Abstract TP8: Safety And Outcome After Endovascular Reperfusion Therapy In Elderly Patients With Acute Ischemic Stroke
Background: Age is a strong predictor of outcomes following acute ischemic stroke (AIS). Conflicting data exist on whether endovascular reperfusion therapy (ERT) should be offered to patients over 80 years of age. We compared the safety and efficacy of ERT in elderly (> 80 years) compared to non-elderly (< 80 years) patients with AIS.
Methods: We collected data from a large multi-center prospective registry of AIS patients treated with ERT. Data were available on demographics, initial severity, angiographic results, hemorrhagic complications using the ECASS criteria, and 3-month functional outcomes using the modified Rankin Scale (mRS). The thrombolysis in myocardial infarction (TIMI) score was used to grade reperfusion. We compared baseline factors, procedural results, and clinical outcomes in those over > 80 years versus those < 80 years.
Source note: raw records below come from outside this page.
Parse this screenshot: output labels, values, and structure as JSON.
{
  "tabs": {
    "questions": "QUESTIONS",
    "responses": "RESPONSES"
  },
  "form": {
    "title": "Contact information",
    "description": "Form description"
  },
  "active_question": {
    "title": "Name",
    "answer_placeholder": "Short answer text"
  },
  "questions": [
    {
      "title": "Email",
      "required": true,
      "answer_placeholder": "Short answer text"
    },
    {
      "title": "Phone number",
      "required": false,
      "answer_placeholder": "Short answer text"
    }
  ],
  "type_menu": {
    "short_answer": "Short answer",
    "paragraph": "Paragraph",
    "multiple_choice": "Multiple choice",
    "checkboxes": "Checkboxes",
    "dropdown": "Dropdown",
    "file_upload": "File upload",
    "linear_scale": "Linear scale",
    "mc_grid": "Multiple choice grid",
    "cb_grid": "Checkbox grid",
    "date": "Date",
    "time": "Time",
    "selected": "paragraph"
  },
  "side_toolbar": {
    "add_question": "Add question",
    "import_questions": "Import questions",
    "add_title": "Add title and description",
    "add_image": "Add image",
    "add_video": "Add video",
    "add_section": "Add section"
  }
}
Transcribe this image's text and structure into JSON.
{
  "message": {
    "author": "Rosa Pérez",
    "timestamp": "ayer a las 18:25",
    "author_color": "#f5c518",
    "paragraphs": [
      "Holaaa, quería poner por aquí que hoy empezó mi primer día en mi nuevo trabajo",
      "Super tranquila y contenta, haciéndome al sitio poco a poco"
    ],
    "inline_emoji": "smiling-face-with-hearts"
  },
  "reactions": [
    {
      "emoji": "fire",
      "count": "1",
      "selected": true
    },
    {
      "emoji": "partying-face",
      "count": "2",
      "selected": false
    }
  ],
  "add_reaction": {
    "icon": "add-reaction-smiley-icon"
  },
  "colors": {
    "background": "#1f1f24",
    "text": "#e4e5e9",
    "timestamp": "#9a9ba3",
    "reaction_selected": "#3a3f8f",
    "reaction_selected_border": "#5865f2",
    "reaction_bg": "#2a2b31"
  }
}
P-value < 0.05 was considered significant.
Results: Among 1077 patients with anterior circulation AIS, 223 (20.7%) were > 80 years. Elderly patients were more likely to have atrial fibrillation (54.3% vs. 31.4%, P < 0.001) but less likely to have diabetes (16.1% vs. 24.6%; P=0.046) or smoking (13.2% vs. 32.6%, P<0.001) history. Both groups were similar in other baseline factors, initial NIHSS score, location of occlusions, time from onset to groin puncture. TIMI 2 or 3 reperfusion was achieved in 64.5% of those > 80 vs. 70.7% in those < 80 (P=0.080). Rates of symptomatic hemorrhage and any intracranial hemorrhage were not different between groups. Good outcome at 3 months (mRS 0-2) was noted in 16.5% of elderly compared to 41.5% of non-elderly patients (P<0.001). Amongst elderly patients, the only independent predictor of good outcome was initial NIHSS score (adj. OR 0.882, 95% CI 0.821-0.948); good outcomes were achieved in 32.1% of those with NIHSS score < 10, 16.8% with NIHSS score 11-20, and only 5.9% with NIHSS score > 20.
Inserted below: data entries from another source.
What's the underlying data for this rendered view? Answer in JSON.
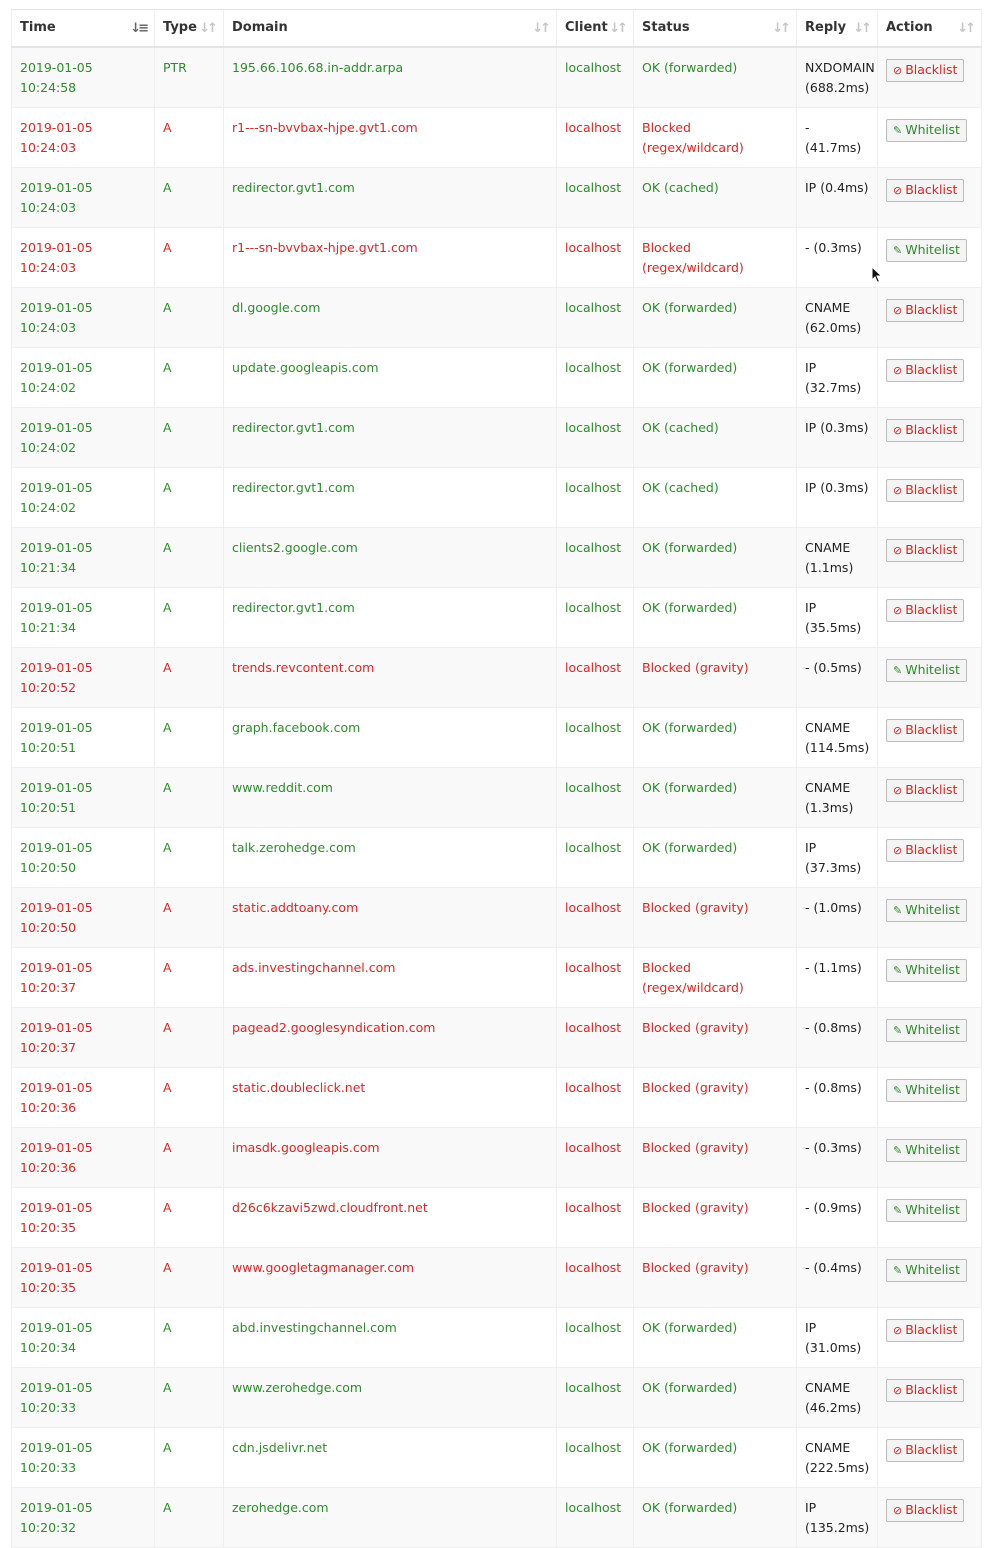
{
  "columns": [
    "Time",
    "Type",
    "Domain",
    "Client",
    "Status",
    "Reply",
    "Action"
  ],
  "sort_column": "Time",
  "action_labels": {
    "blacklist": "Blacklist",
    "whitelist": "Whitelist"
  },
  "colors": {
    "ok": "#2e8b2e",
    "blocked": "#d92626"
  },
  "icons": {
    "blacklist": "ban-icon",
    "whitelist": "edit-icon",
    "sort": "sort-arrows-icon",
    "cursor": "mouse-cursor-icon"
  },
  "rows": [
    {
      "time": "2019-01-05 10:24:58",
      "type": "PTR",
      "domain": "195.66.106.68.in-addr.arpa",
      "client": "localhost",
      "status": "OK (forwarded)",
      "reply": "NXDOMAIN (688.2ms)",
      "blocked": false
    },
    {
      "time": "2019-01-05 10:24:03",
      "type": "A",
      "domain": "r1---sn-bvvbax-hjpe.gvt1.com",
      "client": "localhost",
      "status": "Blocked (regex/wildcard)",
      "reply": "- (41.7ms)",
      "blocked": true
    },
    {
      "time": "2019-01-05 10:24:03",
      "type": "A",
      "domain": "redirector.gvt1.com",
      "client": "localhost",
      "status": "OK (cached)",
      "reply": "IP (0.4ms)",
      "blocked": false
    },
    {
      "time": "2019-01-05 10:24:03",
      "type": "A",
      "domain": "r1---sn-bvvbax-hjpe.gvt1.com",
      "client": "localhost",
      "status": "Blocked (regex/wildcard)",
      "reply": "- (0.3ms)",
      "blocked": true
    },
    {
      "time": "2019-01-05 10:24:03",
      "type": "A",
      "domain": "dl.google.com",
      "client": "localhost",
      "status": "OK (forwarded)",
      "reply": "CNAME (62.0ms)",
      "blocked": false
    },
    {
      "time": "2019-01-05 10:24:02",
      "type": "A",
      "domain": "update.googleapis.com",
      "client": "localhost",
      "status": "OK (forwarded)",
      "reply": "IP (32.7ms)",
      "blocked": false
    },
    {
      "time": "2019-01-05 10:24:02",
      "type": "A",
      "domain": "redirector.gvt1.com",
      "client": "localhost",
      "status": "OK (cached)",
      "reply": "IP (0.3ms)",
      "blocked": false
    },
    {
      "time": "2019-01-05 10:24:02",
      "type": "A",
      "domain": "redirector.gvt1.com",
      "client": "localhost",
      "status": "OK (cached)",
      "reply": "IP (0.3ms)",
      "blocked": false
    },
    {
      "time": "2019-01-05 10:21:34",
      "type": "A",
      "domain": "clients2.google.com",
      "client": "localhost",
      "status": "OK (forwarded)",
      "reply": "CNAME (1.1ms)",
      "blocked": false
    },
    {
      "time": "2019-01-05 10:21:34",
      "type": "A",
      "domain": "redirector.gvt1.com",
      "client": "localhost",
      "status": "OK (forwarded)",
      "reply": "IP (35.5ms)",
      "blocked": false
    },
    {
      "time": "2019-01-05 10:20:52",
      "type": "A",
      "domain": "trends.revcontent.com",
      "client": "localhost",
      "status": "Blocked (gravity)",
      "reply": "- (0.5ms)",
      "blocked": true
    },
    {
      "time": "2019-01-05 10:20:51",
      "type": "A",
      "domain": "graph.facebook.com",
      "client": "localhost",
      "status": "OK (forwarded)",
      "reply": "CNAME (114.5ms)",
      "blocked": false
    },
    {
      "time": "2019-01-05 10:20:51",
      "type": "A",
      "domain": "www.reddit.com",
      "client": "localhost",
      "status": "OK (forwarded)",
      "reply": "CNAME (1.3ms)",
      "blocked": false
    },
    {
      "time": "2019-01-05 10:20:50",
      "type": "A",
      "domain": "talk.zerohedge.com",
      "client": "localhost",
      "status": "OK (forwarded)",
      "reply": "IP (37.3ms)",
      "blocked": false
    },
    {
      "time": "2019-01-05 10:20:50",
      "type": "A",
      "domain": "static.addtoany.com",
      "client": "localhost",
      "status": "Blocked (gravity)",
      "reply": "- (1.0ms)",
      "blocked": true
    },
    {
      "time": "2019-01-05 10:20:37",
      "type": "A",
      "domain": "ads.investingchannel.com",
      "client": "localhost",
      "status": "Blocked (regex/wildcard)",
      "reply": "- (1.1ms)",
      "blocked": true
    },
    {
      "time": "2019-01-05 10:20:37",
      "type": "A",
      "domain": "pagead2.googlesyndication.com",
      "client": "localhost",
      "status": "Blocked (gravity)",
      "reply": "- (0.8ms)",
      "blocked": true
    },
    {
      "time": "2019-01-05 10:20:36",
      "type": "A",
      "domain": "static.doubleclick.net",
      "client": "localhost",
      "status": "Blocked (gravity)",
      "reply": "- (0.8ms)",
      "blocked": true
    },
    {
      "time": "2019-01-05 10:20:36",
      "type": "A",
      "domain": "imasdk.googleapis.com",
      "client": "localhost",
      "status": "Blocked (gravity)",
      "reply": "- (0.3ms)",
      "blocked": true
    },
    {
      "time": "2019-01-05 10:20:35",
      "type": "A",
      "domain": "d26c6kzavi5zwd.cloudfront.net",
      "client": "localhost",
      "status": "Blocked (gravity)",
      "reply": "- (0.9ms)",
      "blocked": true
    },
    {
      "time": "2019-01-05 10:20:35",
      "type": "A",
      "domain": "www.googletagmanager.com",
      "client": "localhost",
      "status": "Blocked (gravity)",
      "reply": "- (0.4ms)",
      "blocked": true
    },
    {
      "time": "2019-01-05 10:20:34",
      "type": "A",
      "domain": "abd.investingchannel.com",
      "client": "localhost",
      "status": "OK (forwarded)",
      "reply": "IP (31.0ms)",
      "blocked": false
    },
    {
      "time": "2019-01-05 10:20:33",
      "type": "A",
      "domain": "www.zerohedge.com",
      "client": "localhost",
      "status": "OK (forwarded)",
      "reply": "CNAME (46.2ms)",
      "blocked": false
    },
    {
      "time": "2019-01-05 10:20:33",
      "type": "A",
      "domain": "cdn.jsdelivr.net",
      "client": "localhost",
      "status": "OK (forwarded)",
      "reply": "CNAME (222.5ms)",
      "blocked": false
    },
    {
      "time": "2019-01-05 10:20:32",
      "type": "A",
      "domain": "zerohedge.com",
      "client": "localhost",
      "status": "OK (forwarded)",
      "reply": "IP (135.2ms)",
      "blocked": false
    }
  ]
}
Conclusions: Patients > 80 years account for over one-fifth of those treated with ERT in this large registry and had worse outcomes compared with those < 80 years despite similar initial severity, time to treatment, and procedural results. Other factors such as increased baseline disability, more rapid time to completed infarction, and reduced neural plasticity may be contributing to these findings.
- © 2012 by American Heart Association, Inc.